The D-E-F-I-N-I-T-I-O-N of a good spelling bee may have forever changed in Missouri.
It took seventh grader Kush Sharma more than 90 rounds and two days - separated by about two weeks - to finally get the winning word.
He beat fifth grader Sophia Hoffman, who went out on the word "stifling," earning a spot in the Scripps National Spelling Bee, CNN's George Howell reports.
The two met February 22 at the Kansas City Public Library for the regularly scheduled competition, where they exhausted all the words on a list provided to the judges.
After more than 60 rounds, the match was halted without a winner.
"We didn't want to just go through the dictionary and give them more words," Mary Olive Thompson, outreach coordinator for Kansas City Public Library, said at the time. "We feared that someone would get a word that was too easy while the other would get an extremely difficult word. We wanted to be a bit more calculated and neutral, and we wanted to give each an equal opportunity."
But soon, Kush and Sophia were more than two young, ace spellers from Kansas City. They were national celebrities, appearing on CNN and ABC's "Good Morning America."
That made Saturday's rematch all that much bigger. The library couldn't contain those who came to watch and ended up setting up a live video stream so that about 100 spectators could watch from the lobby, Thompson said.
And this might not be the last time Kush and Sophia duel in the spelling arena.
As Thompson noted, "both students are young enough - they could face each other again" next year.
Until then, the event's organizers are celebrating what was a riveting, historic and - in the end - emotional edition of this year's bee.
"We got to know the kids; they are both great kids," Thompson said. "This is not the last we are going to see of Sophia."
A ride operator has been charged with three felony counts of assault after several people were hurt on the Vortex at the North Carolina State Fair, a sheriff's office said Saturday.
Timothy Dwayne Tutterrow, a 46-year-old from Quitman, Georgia, faces felony counts of assault with a deadly weapon inflicting serious bodily injury, Wake County Sheriff Donnie Harrison said.
"After inspection of the ride, we determined that it had been tampered with and critical safety devices were compromised," Harrison said.
Witnesses said the ride had stopped Thursday night and people were getting off when it restarted, resulting in five injuries.
By Saturday, three of those hurt were still hospitalized at WakeMed Hospital in Raleigh, while two others had been released.
Another ride operator was among the injured, though it wasn't clear whether he was among those still in the hospital this weekend.
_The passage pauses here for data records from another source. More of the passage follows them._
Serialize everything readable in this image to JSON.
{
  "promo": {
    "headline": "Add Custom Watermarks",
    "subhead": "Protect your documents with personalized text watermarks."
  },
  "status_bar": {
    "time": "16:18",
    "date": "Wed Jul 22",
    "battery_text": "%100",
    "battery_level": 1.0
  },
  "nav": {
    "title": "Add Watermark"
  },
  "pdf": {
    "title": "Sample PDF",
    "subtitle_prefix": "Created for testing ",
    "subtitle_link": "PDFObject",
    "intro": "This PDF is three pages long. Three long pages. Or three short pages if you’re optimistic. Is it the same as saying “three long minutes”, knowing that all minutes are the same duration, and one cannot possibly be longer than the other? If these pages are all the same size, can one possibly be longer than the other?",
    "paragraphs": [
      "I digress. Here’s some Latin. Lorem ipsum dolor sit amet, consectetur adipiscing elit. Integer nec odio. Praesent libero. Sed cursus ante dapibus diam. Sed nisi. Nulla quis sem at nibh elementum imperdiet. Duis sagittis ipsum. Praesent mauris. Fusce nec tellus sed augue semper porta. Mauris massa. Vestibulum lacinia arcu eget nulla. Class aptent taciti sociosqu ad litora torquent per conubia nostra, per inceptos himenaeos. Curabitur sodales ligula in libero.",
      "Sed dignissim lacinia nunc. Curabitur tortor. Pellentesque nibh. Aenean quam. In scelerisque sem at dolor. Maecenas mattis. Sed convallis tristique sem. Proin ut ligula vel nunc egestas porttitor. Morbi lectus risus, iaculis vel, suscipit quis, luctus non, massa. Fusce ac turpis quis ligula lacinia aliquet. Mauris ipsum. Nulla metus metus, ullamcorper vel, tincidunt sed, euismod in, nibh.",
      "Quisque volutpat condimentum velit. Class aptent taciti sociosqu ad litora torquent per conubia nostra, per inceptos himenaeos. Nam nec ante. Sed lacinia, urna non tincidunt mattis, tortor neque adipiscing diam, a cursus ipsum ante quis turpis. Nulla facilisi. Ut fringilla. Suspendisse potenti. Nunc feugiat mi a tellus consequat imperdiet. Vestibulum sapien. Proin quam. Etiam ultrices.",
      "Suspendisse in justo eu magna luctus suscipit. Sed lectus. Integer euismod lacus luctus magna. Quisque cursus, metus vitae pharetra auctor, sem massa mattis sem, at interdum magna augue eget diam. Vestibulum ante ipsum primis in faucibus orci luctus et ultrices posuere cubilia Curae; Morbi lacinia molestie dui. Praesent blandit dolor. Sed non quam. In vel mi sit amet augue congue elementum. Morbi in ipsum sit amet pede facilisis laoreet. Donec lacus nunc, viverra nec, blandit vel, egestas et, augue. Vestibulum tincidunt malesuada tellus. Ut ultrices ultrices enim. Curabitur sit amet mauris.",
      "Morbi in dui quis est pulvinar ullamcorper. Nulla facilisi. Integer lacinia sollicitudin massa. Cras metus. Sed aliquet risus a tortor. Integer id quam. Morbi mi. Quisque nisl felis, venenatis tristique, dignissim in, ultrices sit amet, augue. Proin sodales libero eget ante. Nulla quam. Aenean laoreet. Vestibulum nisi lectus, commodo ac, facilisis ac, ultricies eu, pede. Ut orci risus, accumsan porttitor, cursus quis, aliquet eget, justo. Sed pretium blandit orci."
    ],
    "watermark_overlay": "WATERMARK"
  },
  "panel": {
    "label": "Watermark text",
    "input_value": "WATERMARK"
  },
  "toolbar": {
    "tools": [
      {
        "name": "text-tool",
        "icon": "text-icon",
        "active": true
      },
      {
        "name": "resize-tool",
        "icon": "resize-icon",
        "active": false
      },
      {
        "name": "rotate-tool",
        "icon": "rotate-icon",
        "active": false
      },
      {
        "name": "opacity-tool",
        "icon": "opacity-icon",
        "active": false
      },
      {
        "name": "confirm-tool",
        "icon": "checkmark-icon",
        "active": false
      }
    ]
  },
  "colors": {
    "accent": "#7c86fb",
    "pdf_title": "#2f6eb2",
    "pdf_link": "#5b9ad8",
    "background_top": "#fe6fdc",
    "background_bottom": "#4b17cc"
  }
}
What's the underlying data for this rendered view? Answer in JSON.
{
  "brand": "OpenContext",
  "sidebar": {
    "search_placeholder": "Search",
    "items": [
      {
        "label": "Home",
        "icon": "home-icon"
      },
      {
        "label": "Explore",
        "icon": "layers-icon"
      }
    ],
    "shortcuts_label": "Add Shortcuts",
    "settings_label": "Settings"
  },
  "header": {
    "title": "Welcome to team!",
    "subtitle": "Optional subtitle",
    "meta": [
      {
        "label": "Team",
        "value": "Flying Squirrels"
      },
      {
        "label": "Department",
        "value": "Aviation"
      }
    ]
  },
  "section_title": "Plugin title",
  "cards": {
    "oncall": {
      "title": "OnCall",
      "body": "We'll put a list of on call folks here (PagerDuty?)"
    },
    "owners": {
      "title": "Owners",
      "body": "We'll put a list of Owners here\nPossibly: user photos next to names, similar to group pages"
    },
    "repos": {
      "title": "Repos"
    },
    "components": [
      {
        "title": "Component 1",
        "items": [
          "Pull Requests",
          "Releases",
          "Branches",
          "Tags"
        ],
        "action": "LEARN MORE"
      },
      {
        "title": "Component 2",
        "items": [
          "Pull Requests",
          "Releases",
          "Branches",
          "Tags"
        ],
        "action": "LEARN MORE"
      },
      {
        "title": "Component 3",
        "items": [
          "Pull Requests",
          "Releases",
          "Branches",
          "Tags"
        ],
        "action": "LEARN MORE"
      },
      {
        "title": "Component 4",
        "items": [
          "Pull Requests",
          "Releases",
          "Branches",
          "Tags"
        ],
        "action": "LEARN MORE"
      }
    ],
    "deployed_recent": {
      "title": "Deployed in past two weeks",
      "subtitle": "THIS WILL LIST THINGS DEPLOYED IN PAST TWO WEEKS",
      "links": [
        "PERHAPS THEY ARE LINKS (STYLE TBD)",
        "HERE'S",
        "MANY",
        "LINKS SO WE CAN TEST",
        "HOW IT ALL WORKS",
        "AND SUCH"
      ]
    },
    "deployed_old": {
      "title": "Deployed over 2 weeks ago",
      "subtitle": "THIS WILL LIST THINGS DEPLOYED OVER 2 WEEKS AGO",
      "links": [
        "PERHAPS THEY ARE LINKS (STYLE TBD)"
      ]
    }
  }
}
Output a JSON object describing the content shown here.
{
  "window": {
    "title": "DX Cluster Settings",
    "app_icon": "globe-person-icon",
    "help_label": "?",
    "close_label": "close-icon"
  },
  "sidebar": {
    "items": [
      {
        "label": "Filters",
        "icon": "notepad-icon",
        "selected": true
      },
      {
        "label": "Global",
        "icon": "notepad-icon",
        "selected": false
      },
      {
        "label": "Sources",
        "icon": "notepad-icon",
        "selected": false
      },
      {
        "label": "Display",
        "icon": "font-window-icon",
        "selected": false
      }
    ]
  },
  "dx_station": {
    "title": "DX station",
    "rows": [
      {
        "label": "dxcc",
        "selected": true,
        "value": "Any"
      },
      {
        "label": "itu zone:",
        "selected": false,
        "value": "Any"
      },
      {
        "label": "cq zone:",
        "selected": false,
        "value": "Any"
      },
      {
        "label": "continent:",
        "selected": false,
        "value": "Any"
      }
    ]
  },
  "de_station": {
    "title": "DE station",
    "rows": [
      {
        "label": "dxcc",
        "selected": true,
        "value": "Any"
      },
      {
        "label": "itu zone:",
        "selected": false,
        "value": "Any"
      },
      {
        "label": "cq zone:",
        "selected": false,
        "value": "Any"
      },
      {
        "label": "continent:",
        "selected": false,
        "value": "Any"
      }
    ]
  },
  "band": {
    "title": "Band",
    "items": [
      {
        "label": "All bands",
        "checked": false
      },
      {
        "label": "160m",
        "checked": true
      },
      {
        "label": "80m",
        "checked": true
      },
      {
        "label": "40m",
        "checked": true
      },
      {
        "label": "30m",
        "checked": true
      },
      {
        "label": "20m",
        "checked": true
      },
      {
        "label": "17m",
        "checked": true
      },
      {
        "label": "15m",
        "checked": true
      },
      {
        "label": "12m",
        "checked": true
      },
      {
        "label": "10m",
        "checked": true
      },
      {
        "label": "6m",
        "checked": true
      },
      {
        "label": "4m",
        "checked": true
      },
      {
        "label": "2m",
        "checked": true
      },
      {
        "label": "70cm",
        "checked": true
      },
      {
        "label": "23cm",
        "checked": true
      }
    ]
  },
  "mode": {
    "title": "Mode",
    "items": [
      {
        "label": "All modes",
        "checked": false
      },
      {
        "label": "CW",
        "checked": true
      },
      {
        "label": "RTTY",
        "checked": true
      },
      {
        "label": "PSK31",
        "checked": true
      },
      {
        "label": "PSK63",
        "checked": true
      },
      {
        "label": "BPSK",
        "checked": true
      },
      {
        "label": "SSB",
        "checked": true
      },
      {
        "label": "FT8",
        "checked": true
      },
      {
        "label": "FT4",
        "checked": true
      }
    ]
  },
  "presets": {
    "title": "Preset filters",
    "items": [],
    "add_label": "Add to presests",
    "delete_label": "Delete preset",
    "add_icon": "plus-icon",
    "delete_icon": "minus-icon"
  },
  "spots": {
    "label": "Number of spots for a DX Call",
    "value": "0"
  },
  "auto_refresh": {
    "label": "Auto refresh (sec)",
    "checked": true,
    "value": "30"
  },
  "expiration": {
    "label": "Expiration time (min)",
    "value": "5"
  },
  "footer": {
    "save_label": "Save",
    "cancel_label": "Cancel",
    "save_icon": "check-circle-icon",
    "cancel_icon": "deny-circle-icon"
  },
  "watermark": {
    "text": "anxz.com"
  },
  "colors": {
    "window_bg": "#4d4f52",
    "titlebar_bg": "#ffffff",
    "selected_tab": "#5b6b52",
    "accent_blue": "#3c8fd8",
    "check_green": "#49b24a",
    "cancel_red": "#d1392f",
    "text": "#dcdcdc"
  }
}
The victims included family members between the ages of 14 and 39.
According to the sheriff's office, Tutterrow is an independent ride contractor for a company that only had one ride at the fair: the Vortex.
More arrests in the incident are possible, said Harrison, who added that the investigation is ongoing, CNN's Alina Machado reports.
Brian Long, a spokesman for the state Deaprtment of Agriculture, said owners inspect the rides three times a day. State officials inspect them before the fair's opening and then conduct random spot checks while the fair is under way, he said.
The 10-day fair ends Sunday.